This cognitive behavioural therapy technique teaches you to confine your worrying to a regular set period of 15 minutes every day. When a worry pops up in your head, make a mental note and cast it aside to that time. This will be difficult at first, but control will develop over time if you make yourself stick to the routine. During the time you've set yourself to worry, you can really open the floodgates and write down everything that's worrying you. Don't think about solutions, unless they happen to pop into your head - just use this form of expressive writing, which allows a perspective you wouldn't get from internal thoughts alone. At the end of each week, you can look back on your notes to identify any repeat worries or patterns. In this way, you are taking charge of your worries rather than them taking charge of you.
Make your bedtime earlier
Start a habit of going to bed early, and stick to it, to reign in negative thought processes. A recent study from New York's Binghamton University looked at participants' sleep habits and how often they dwelled on problems. Unsurprisingly, they found that those who slept less had more negative thoughts, but they also found the same link between people who went to bed later, regardless of how much they slept.
"It’s not just how much sleep you get, but when you go to sleep that matters," says study author Jacob Nota. "Making sure that sleep is obtained during the right time of day may be an inexpensive and easily disseminable intervention for individuals who are bothered by intrusive thoughts."
It's not clear how exactly a later bedtime and negative thought processes are linked, but the researchers speculated that sleep times that aren't aligned with natural light-dark cycles might impair your ability to control emotion and mood.
Stop worrying about exercise and diet
In her book Live a Little! Breaking the Rules Won’t Break Your Health, respected US health specialist Dr. Susan M. Love argues that we should just draw a line under everyday health worries (such 'am I exercising enough?' or 'am I eating too few vegetables?'), since perfect health is a myth and most of us are living far more healthful lives than we realize.
"Is the goal to live forever?" says Dr. Love, who is a clinical professor of surgery at the University of California. "I would contend it’s not. It’s really to live as long as you can with the best quality of life you can. The problem was all of these women I kept meeting who were scared to death if they didn’t eat a cup of blueberries a day they would drop dead."
She contends that the biggest risk posed by health problems, including nutrition and exercise, are on the extremes, and that there is far more middle ground than we think.
"There may be times in your life when you’ve gotten too much of this or too little of that, but being in the middle is better, and most of us are probably there already," she says.

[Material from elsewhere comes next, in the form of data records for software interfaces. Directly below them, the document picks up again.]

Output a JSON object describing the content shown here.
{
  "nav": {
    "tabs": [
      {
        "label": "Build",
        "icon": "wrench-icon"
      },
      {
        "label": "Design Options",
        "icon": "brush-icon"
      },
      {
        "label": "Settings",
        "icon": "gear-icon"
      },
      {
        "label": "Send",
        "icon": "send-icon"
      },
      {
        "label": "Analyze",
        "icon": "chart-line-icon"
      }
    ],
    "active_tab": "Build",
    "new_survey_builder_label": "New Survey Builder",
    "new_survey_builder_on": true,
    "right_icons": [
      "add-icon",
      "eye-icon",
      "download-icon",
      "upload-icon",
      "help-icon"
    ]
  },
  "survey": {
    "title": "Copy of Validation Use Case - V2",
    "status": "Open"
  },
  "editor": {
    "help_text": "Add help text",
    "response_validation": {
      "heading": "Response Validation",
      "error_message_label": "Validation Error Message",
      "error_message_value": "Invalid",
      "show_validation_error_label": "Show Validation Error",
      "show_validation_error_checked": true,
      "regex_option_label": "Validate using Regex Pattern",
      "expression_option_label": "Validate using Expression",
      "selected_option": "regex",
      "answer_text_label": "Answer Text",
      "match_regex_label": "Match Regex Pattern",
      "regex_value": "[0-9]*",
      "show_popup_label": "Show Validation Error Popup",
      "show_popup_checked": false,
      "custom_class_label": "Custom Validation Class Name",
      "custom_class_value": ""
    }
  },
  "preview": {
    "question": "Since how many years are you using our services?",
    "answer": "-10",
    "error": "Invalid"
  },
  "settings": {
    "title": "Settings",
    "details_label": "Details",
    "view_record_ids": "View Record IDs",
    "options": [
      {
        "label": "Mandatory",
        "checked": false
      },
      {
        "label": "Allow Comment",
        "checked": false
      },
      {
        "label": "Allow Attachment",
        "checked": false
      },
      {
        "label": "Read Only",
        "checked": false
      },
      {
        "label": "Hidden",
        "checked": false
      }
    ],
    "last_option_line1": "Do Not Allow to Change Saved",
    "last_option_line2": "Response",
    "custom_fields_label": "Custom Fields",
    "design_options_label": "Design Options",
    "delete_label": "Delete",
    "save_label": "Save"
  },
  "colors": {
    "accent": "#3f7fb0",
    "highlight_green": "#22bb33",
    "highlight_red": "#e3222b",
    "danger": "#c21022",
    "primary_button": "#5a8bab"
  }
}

The bottom line? Cut yourself some slack. Don't waste your worries on an image of perfection that is both unnecessary and doesn't exist anyway.
Words: Anna Brech, Photos: Getty Images and Rex Features